The words desert, dessert sound the same but have different meanings and spellings. Why do desert, dessert sound the same even though they are completely different words?
The answer is simple: desert, dessert are homophones of the English language.
A barren or desolate area, especially:
A dry, often sandy region of little rainfall, extreme temperatures, and sparse vegetation.
A region of permanent cold that is largely or entirely devoid of life.
An apparently lifeless area of water.
A usually sweet course or dish, as of fruit, ice cream, or pastry, served at the end of a meal.
Chiefly British Fresh fruit, nuts, or sweetmeats served after the sweet course of a dinner.

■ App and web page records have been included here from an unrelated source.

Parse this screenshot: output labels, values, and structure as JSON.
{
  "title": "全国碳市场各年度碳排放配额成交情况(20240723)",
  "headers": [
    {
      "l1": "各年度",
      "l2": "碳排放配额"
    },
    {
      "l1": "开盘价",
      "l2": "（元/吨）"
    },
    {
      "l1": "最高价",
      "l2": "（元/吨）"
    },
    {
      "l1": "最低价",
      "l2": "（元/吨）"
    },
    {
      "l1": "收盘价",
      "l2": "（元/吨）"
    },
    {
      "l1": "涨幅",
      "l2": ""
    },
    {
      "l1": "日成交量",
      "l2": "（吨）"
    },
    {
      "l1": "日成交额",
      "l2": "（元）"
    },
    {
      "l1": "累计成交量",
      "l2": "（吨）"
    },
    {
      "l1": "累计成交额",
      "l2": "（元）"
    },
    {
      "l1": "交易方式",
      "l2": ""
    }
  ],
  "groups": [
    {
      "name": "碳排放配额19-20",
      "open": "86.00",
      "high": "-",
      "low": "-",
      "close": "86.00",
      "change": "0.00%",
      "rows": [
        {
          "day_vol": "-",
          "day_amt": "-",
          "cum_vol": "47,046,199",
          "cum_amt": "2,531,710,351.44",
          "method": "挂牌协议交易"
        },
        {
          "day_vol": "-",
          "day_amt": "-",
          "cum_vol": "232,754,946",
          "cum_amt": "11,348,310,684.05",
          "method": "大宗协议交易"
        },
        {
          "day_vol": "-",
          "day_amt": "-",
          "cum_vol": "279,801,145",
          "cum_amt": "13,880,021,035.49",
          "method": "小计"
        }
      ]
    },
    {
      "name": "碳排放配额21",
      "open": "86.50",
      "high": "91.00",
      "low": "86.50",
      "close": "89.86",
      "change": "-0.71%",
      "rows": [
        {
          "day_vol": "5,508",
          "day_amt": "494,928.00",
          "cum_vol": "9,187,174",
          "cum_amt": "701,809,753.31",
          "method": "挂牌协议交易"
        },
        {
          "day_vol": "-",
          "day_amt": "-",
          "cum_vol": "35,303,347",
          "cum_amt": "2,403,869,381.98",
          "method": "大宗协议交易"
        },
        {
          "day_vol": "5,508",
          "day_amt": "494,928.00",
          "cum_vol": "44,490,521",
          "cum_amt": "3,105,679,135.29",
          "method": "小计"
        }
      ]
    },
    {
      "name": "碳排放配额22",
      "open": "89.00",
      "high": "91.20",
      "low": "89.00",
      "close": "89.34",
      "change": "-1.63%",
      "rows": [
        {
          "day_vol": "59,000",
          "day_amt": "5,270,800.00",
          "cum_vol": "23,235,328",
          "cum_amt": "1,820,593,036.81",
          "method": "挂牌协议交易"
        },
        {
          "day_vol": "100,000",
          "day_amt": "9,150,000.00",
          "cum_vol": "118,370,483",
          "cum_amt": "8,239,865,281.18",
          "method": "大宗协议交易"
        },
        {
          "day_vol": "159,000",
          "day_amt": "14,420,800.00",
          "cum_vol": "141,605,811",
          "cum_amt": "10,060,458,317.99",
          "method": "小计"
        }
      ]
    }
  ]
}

Definitions from The American Heritage® Dictionary of the English Language, 4th Edition and Wordnik.
Homophones (literally "same sound") are usually defined as words that share the same pronunciation, regardless of how they are spelled.
If they are spelled the same then they are also homographs (and homonyms); if they are spelled differently then they are also heterographs (literally "different writing").